Golden Knights 2000 Tuesday, Jan 13 2009 

Yesterday I received a $50 check for my 20th place finish in the 2000 Golden Knights postal chess championship.  The U. S. Chess Federation sponsors the Golden Knights, also known as the U. S. Open Correspondence Chess Championship.  Postal chess is not for the feint of heart.  It can take 2.5 years to complete all of the games in a section.  In this tournament, seven players are assigned to a section, with each player playing six games, three with the white pieces and three with black.  I was one of thirty masters competing among 546 entries.  After the prelimnary section, I was one of only nine masters with a perfect score.  Only those players with 4.5 points out of six (one point for a win, a half point for a draw) advanced.  The semi-final consisted of 22 sections, but only five players made perfect scores and only three of those were at 12-0.  In my semi-final section I was nicked with a draw against Jason Braun so I was in contention for a top finish.  The final round had six sections.  Interestingly, Jason Braun was again in my section, but with the opposite color.  I beat him in the final and drew three games, including one against Chuck Cullum who finished ninth.  Through a preliminary, semi-final, and final section, my final weighted point score was 29.35.  So, although my last game finished in 2004, games played by others in my section or in other sections may have continued until recently.  Anyway, it was a nice surprise to receive the check.

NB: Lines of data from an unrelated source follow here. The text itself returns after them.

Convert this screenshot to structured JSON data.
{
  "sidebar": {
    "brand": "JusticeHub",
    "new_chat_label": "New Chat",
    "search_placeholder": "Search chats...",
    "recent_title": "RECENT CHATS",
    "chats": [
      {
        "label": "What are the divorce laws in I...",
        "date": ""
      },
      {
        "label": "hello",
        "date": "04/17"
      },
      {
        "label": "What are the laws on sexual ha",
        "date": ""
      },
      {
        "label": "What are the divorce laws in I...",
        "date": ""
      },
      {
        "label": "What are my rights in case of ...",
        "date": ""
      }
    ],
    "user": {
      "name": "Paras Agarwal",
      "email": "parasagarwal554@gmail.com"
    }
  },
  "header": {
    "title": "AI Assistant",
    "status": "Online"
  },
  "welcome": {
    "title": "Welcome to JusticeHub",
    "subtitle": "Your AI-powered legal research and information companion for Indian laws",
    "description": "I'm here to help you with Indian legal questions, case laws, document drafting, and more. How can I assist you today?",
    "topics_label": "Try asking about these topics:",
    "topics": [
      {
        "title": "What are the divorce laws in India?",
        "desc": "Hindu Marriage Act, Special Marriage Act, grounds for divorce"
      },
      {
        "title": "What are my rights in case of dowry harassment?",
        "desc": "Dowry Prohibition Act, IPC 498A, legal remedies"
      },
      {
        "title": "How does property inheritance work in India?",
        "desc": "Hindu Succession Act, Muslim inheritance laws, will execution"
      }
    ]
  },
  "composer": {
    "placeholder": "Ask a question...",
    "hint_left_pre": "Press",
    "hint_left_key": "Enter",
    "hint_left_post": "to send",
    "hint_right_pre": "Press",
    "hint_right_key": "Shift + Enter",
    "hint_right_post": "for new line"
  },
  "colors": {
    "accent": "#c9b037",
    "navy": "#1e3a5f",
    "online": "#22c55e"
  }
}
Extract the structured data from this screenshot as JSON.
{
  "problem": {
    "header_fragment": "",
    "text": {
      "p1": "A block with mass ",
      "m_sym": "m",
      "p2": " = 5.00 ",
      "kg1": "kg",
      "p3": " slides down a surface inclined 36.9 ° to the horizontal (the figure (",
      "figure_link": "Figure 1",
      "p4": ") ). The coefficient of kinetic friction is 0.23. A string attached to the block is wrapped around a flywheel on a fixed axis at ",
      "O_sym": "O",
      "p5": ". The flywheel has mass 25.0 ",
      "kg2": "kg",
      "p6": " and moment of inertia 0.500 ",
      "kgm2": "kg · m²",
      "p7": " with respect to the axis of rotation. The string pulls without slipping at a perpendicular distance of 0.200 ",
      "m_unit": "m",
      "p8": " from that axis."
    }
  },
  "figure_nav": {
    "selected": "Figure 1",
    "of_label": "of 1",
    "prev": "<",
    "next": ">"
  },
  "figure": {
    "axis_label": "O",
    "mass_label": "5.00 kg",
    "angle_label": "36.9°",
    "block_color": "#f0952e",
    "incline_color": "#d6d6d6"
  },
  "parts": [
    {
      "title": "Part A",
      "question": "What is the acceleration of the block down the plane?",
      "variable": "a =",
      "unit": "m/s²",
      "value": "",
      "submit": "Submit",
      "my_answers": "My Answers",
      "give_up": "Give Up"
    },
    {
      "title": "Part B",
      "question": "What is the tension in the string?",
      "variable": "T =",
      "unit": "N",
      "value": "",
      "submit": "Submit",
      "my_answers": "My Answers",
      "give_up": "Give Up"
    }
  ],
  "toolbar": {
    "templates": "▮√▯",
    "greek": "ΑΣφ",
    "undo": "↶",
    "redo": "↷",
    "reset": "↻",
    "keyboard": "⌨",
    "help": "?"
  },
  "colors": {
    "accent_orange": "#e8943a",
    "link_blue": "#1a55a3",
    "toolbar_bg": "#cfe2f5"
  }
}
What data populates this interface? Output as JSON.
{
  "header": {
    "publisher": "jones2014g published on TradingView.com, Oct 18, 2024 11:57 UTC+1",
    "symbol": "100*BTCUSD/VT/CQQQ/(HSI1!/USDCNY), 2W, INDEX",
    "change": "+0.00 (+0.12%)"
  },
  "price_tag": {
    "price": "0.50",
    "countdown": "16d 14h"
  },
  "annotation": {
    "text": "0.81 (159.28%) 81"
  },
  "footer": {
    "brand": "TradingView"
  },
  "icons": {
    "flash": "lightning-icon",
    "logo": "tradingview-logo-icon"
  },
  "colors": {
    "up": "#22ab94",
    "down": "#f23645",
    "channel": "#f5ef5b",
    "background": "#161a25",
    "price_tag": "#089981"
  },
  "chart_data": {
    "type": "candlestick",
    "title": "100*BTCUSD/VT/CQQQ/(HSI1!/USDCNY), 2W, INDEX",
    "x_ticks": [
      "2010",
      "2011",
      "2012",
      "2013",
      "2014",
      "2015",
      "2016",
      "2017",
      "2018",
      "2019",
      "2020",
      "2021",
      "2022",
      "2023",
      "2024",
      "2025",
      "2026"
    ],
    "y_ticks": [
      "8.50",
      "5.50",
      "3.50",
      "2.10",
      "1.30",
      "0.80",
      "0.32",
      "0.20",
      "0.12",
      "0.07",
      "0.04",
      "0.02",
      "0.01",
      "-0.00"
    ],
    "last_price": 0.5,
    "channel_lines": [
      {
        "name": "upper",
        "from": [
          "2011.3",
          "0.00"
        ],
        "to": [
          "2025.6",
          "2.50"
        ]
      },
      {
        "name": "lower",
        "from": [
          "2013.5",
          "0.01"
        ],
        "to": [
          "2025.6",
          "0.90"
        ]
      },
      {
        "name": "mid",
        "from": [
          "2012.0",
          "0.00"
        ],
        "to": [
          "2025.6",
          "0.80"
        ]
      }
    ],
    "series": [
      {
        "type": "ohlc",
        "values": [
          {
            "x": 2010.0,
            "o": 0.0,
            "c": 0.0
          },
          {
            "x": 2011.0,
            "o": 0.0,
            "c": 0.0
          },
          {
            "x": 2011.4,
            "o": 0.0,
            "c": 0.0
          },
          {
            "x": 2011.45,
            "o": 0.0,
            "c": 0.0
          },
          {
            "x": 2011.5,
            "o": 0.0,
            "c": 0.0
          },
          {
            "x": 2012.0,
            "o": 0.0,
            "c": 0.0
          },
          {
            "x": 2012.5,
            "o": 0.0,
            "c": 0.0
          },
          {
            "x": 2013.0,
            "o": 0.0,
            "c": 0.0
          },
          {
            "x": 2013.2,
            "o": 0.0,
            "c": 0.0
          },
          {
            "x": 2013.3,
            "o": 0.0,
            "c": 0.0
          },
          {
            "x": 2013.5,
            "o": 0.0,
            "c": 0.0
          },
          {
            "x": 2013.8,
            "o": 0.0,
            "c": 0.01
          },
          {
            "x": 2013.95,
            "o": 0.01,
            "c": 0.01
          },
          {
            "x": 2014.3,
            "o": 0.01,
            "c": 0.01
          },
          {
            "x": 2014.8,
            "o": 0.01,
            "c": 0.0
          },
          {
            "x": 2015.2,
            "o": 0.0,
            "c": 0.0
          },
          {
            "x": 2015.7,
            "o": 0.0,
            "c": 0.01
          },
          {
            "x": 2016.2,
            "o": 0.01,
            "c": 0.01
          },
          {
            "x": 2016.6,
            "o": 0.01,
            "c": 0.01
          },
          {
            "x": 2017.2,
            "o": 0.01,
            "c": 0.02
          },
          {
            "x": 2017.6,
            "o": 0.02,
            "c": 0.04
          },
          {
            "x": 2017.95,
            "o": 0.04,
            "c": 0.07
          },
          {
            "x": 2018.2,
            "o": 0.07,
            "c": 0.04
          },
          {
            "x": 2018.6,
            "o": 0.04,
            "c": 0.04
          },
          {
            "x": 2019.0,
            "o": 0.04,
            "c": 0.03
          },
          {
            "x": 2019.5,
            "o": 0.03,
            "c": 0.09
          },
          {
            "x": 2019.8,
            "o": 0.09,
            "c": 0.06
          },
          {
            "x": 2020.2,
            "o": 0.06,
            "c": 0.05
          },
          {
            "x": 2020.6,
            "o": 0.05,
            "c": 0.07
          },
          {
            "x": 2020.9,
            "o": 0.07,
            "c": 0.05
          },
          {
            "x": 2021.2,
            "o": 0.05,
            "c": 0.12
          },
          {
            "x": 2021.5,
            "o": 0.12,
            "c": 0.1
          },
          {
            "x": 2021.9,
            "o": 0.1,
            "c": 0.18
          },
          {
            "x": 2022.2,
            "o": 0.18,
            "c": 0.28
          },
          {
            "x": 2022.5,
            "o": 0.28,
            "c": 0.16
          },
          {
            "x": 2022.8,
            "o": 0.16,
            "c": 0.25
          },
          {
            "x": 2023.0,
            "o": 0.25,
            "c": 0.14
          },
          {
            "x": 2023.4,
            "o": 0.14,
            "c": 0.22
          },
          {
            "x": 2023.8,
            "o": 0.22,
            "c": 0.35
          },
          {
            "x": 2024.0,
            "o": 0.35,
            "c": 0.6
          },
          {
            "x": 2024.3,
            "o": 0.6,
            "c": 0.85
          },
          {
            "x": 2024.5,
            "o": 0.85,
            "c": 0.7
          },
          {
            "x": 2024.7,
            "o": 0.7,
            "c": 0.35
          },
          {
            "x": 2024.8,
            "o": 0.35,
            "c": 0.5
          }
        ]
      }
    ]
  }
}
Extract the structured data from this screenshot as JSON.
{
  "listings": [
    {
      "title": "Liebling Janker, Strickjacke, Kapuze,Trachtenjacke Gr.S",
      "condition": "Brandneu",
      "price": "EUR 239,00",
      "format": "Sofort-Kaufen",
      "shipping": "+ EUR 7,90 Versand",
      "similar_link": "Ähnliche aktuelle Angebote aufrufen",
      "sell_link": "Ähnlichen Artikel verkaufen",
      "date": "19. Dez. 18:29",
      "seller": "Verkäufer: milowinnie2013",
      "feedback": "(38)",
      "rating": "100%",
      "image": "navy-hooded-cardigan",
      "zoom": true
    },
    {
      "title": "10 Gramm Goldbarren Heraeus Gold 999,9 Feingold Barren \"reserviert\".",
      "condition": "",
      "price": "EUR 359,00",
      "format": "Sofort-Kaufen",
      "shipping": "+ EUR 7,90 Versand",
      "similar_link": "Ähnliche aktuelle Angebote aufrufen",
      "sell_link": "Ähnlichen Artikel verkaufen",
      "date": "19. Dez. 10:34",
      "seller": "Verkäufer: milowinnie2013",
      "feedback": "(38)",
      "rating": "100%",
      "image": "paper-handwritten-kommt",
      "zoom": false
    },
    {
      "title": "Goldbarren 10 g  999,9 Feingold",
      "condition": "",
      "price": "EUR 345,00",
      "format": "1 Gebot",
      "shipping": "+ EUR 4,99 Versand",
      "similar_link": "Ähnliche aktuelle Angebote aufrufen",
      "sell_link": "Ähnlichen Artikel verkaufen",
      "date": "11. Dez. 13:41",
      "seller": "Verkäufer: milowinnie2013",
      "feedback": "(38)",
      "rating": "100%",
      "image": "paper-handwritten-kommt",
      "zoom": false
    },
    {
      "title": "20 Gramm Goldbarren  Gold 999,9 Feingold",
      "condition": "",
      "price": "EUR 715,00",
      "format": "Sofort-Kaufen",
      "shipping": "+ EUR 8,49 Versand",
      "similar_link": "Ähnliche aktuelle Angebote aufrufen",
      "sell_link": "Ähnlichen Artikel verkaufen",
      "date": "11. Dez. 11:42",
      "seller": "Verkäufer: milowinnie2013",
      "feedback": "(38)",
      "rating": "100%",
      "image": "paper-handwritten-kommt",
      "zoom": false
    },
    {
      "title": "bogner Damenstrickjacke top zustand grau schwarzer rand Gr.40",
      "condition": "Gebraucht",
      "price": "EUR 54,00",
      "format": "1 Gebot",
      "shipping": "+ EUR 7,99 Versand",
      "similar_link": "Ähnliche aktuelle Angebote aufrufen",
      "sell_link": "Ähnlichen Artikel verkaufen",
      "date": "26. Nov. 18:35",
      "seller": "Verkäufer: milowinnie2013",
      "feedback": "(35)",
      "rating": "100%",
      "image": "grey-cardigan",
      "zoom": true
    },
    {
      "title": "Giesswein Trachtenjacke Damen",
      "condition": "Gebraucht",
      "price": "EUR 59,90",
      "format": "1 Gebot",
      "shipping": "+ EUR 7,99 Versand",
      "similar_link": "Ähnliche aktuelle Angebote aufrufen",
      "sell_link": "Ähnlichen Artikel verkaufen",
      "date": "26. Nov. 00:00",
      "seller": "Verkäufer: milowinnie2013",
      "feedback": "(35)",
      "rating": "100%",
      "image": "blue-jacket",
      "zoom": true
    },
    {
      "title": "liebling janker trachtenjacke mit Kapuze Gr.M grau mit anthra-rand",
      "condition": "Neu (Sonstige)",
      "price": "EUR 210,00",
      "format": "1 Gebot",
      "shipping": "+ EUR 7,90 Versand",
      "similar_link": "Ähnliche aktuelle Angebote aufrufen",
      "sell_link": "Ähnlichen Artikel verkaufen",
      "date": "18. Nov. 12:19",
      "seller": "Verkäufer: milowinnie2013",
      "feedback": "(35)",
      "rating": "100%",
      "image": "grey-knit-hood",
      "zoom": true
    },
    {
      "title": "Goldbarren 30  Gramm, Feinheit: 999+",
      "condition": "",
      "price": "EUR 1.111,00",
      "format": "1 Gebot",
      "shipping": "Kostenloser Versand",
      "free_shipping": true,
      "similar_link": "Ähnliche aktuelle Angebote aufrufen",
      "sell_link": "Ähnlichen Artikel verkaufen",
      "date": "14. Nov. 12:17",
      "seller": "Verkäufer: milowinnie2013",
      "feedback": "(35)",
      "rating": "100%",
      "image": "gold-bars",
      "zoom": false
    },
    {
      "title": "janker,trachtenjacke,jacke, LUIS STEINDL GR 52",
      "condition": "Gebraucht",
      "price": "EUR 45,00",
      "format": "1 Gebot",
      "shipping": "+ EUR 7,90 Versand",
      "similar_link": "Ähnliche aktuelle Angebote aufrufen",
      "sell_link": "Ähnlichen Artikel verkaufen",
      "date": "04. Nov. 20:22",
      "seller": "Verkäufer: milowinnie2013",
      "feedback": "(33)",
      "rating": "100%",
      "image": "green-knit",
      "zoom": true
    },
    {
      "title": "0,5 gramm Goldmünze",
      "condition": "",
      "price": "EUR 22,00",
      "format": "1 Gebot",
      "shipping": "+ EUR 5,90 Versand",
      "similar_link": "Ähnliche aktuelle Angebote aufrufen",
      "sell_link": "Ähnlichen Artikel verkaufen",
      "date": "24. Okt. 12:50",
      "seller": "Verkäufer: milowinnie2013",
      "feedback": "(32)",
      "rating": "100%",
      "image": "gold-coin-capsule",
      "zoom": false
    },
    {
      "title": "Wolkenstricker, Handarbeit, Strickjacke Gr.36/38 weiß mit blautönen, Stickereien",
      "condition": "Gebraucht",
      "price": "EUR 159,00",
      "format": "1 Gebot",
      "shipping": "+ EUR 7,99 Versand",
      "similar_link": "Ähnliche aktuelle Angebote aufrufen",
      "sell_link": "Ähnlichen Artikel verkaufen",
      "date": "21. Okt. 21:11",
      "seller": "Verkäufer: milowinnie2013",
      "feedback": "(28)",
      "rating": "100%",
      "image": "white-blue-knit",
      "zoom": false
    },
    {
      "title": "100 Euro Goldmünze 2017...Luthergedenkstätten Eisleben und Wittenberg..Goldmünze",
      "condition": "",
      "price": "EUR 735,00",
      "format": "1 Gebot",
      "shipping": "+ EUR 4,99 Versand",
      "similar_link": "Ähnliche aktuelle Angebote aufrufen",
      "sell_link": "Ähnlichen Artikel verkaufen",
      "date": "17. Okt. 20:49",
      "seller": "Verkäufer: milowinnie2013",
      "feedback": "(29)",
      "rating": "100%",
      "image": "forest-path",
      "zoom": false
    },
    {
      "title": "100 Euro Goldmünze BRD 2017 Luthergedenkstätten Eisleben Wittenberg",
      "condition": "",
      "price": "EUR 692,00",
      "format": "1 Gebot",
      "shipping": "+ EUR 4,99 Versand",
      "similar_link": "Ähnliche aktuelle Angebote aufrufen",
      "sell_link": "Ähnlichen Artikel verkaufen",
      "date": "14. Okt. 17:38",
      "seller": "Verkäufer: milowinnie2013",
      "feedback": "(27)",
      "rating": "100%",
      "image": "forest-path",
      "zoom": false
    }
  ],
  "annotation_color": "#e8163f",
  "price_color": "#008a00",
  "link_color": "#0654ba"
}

Chihuly: The Nature of Glass Sunday, Jan 4 2009 

The Sun

The Sun

The Desert Botanical Garden in Phoenix is currently the site of Dale Chihuly’s work in a desert garden environment.  Many of the pieces have similarities to those seen at the Franklin Park Conservatory and from other sites.  Before paying the entrance fees, the “Desert Wildflower Towers” whet our interest with light green glass work that looks like desert plant life.  Upon entering, one immediately gravitates toward “The Sun,” 14’x14’14’.  Chihuly’s chandeliers include “Orange Hornet and Eelgrass Chandelier,” 8.5’x5’x4.5′, which is magnificent against a blue sky and the “Squero di San Trovaso Chandelier, 7.5×4’x4′, 1996 and Chiostra di Sant’ Apolloria Chandelier, 13’x7’x6.5′, 1995, the only works not made in 2008 for this exhibition.  Chihuly uses two boats in different ways, “Float Boat” is filled with multi-colored floats while “Blue and Purple Boat” uses candles and other shapes.  “Blue Reeds, Marlins, and Floats” and “Blue Fiddleheads” both use shades of blue in interesting ways.  “The Moon,” a 7’x7’x7′ orb located along the Desert Wildflower Loop Trail, has blue colored disks worth contemplating.  The complexity of some of the pieces give pause to the question “How does he do it?”  Most pieces fit the surrounding environment in ways that encourage us to reflect on the dialog between nature and art.  Chihuly’s work with glass is amazing!